Segment Start: Extracted records

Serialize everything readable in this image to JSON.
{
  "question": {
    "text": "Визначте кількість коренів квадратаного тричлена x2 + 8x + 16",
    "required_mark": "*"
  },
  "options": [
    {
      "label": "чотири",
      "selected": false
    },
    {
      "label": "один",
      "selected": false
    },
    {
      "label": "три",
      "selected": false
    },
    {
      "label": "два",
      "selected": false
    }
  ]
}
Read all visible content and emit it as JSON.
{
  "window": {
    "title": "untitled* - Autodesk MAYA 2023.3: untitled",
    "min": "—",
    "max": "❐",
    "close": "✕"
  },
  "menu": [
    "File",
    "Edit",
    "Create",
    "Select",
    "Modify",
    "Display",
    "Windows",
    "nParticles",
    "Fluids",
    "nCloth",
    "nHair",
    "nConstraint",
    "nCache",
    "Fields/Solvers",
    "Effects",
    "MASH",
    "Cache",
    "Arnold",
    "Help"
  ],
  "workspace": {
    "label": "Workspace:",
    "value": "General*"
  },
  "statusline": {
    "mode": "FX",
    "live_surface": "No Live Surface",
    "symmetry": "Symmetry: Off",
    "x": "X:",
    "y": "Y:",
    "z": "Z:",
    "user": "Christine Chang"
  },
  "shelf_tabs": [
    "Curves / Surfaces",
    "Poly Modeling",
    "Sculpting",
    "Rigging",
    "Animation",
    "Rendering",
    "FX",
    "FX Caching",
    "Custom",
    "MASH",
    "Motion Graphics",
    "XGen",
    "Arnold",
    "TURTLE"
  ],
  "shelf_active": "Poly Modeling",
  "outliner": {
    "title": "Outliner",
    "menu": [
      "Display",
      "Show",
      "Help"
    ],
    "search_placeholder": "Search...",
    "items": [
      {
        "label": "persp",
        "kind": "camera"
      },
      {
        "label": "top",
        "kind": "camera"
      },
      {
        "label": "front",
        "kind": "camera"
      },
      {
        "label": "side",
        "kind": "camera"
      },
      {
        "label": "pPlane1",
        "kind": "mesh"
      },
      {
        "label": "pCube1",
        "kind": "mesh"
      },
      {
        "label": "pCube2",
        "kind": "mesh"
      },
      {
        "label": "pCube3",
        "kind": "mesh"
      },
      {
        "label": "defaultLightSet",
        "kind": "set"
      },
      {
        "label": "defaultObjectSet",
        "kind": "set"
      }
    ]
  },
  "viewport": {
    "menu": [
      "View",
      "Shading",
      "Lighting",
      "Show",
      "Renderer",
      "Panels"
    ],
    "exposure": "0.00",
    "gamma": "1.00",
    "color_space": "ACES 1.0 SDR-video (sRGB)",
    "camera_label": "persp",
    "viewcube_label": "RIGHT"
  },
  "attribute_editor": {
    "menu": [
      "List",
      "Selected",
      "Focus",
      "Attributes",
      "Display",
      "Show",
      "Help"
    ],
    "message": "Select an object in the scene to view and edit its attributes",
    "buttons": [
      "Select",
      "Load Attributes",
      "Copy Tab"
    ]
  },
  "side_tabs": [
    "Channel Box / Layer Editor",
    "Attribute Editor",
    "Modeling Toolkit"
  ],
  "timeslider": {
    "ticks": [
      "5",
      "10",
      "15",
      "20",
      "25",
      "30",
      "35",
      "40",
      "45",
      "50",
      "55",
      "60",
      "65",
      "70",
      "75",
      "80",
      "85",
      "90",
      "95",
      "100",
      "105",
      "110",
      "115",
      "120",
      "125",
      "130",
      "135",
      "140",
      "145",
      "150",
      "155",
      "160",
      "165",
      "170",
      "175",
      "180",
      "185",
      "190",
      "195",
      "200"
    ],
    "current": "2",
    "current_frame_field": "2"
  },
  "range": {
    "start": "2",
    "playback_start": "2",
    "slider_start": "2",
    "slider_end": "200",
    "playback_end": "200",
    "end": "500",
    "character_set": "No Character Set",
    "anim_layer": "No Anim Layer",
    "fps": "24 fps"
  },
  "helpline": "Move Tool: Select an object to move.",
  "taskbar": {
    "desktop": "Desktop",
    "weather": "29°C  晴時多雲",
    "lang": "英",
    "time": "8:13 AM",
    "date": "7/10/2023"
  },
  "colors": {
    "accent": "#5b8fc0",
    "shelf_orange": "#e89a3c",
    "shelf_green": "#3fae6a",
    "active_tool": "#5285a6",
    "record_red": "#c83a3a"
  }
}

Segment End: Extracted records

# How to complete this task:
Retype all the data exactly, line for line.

# Solution to this problem:
Serialize everything readable in this image to JSON.
{
  "question": {
    "text": "Визначте кількість коренів квадратаного тричлена x2 + 8x + 16",
    "required_mark": "*"
  },
  "options": [
    {
      "label": "чотири",
      "selected": false
    },
    {
      "label": "один",
      "selected": false
    },
    {
      "label": "три",
      "selected": false
    },
    {
      "label": "два",
      "selected": false
    }
  ]
}
Read all visible content and emit it as JSON.
{
  "window": {
    "title": "untitled* - Autodesk MAYA 2023.3: untitled",
    "min": "—",
    "max": "❐",
    "close": "✕"
  },
  "menu": [
    "File",
    "Edit",
    "Create",
    "Select",
    "Modify",
    "Display",
    "Windows",
    "nParticles",
    "Fluids",
    "nCloth",
    "nHair",
    "nConstraint",
    "nCache",
    "Fields/Solvers",
    "Effects",
    "MASH",
    "Cache",
    "Arnold",
    "Help"
  ],
  "workspace": {
    "label": "Workspace:",
    "value": "General*"
  },
  "statusline": {
    "mode": "FX",
    "live_surface": "No Live Surface",
    "symmetry": "Symmetry: Off",
    "x": "X:",
    "y": "Y:",
    "z": "Z:",
    "user": "Christine Chang"
  },
  "shelf_tabs": [
    "Curves / Surfaces",
    "Poly Modeling",
    "Sculpting",
    "Rigging",
    "Animation",
    "Rendering",
    "FX",
    "FX Caching",
    "Custom",
    "MASH",
    "Motion Graphics",
    "XGen",
    "Arnold",
    "TURTLE"
  ],
  "shelf_active": "Poly Modeling",
  "outliner": {
    "title": "Outliner",
    "menu": [
      "Display",
      "Show",
      "Help"
    ],
    "search_placeholder": "Search...",
    "items": [
      {
        "label": "persp",
        "kind": "camera"
      },
      {
        "label": "top",
        "kind": "camera"
      },
      {
        "label": "front",
        "kind": "camera"
      },
      {
        "label": "side",
        "kind": "camera"
      },
      {
        "label": "pPlane1",
        "kind": "mesh"
      },
      {
        "label": "pCube1",
        "kind": "mesh"
      },
      {
        "label": "pCube2",
        "kind": "mesh"
      },
      {
        "label": "pCube3",
        "kind": "mesh"
      },
      {
        "label": "defaultLightSet",
        "kind": "set"
      },
      {
        "label": "defaultObjectSet",
        "kind": "set"
      }
    ]
  },
  "viewport": {
    "menu": [
      "View",
      "Shading",
      "Lighting",
      "Show",
      "Renderer",
      "Panels"
    ],
    "exposure": "0.00",
    "gamma": "1.00",
    "color_space": "ACES 1.0 SDR-video (sRGB)",
    "camera_label": "persp",
    "viewcube_label": "RIGHT"
  },
  "attribute_editor": {
    "menu": [
      "List",
      "Selected",
      "Focus",
      "Attributes",
      "Display",
      "Show",
      "Help"
    ],
    "message": "Select an object in the scene to view and edit its attributes",
    "buttons": [
      "Select",
      "Load Attributes",
      "Copy Tab"
    ]
  },
  "side_tabs": [
    "Channel Box / Layer Editor",
    "Attribute Editor",
    "Modeling Toolkit"
  ],
  "timeslider": {
    "ticks": [
      "5",
      "10",
      "15",
      "20",
      "25",
      "30",
      "35",
      "40",
      "45",
      "50",
      "55",
      "60",
      "65",
      "70",
      "75",
      "80",
      "85",
      "90",
      "95",
      "100",
      "105",
      "110",
      "115",
      "120",
      "125",
      "130",
      "135",
      "140",
      "145",
      "150",
      "155",
      "160",
      "165",
      "170",
      "175",
      "180",
      "185",
      "190",
      "195",
      "200"
    ],
    "current": "2",
    "current_frame_field": "2"
  },
  "range": {
    "start": "2",
    "playback_start": "2",
    "slider_start": "2",
    "slider_end": "200",
    "playback_end": "200",
    "end": "500",
    "character_set": "No Character Set",
    "anim_layer": "No Anim Layer",
    "fps": "24 fps"
  },
  "helpline": "Move Tool: Select an object to move.",
  "taskbar": {
    "desktop": "Desktop",
    "weather": "29°C  晴時多雲",
    "lang": "英",
    "time": "8:13 AM",
    "date": "7/10/2023"
  },
  "colors": {
    "accent": "#5b8fc0",
    "shelf_orange": "#e89a3c",
    "shelf_green": "#3fae6a",
    "active_tool": "#5285a6",
    "record_red": "#c83a3a"
  }
}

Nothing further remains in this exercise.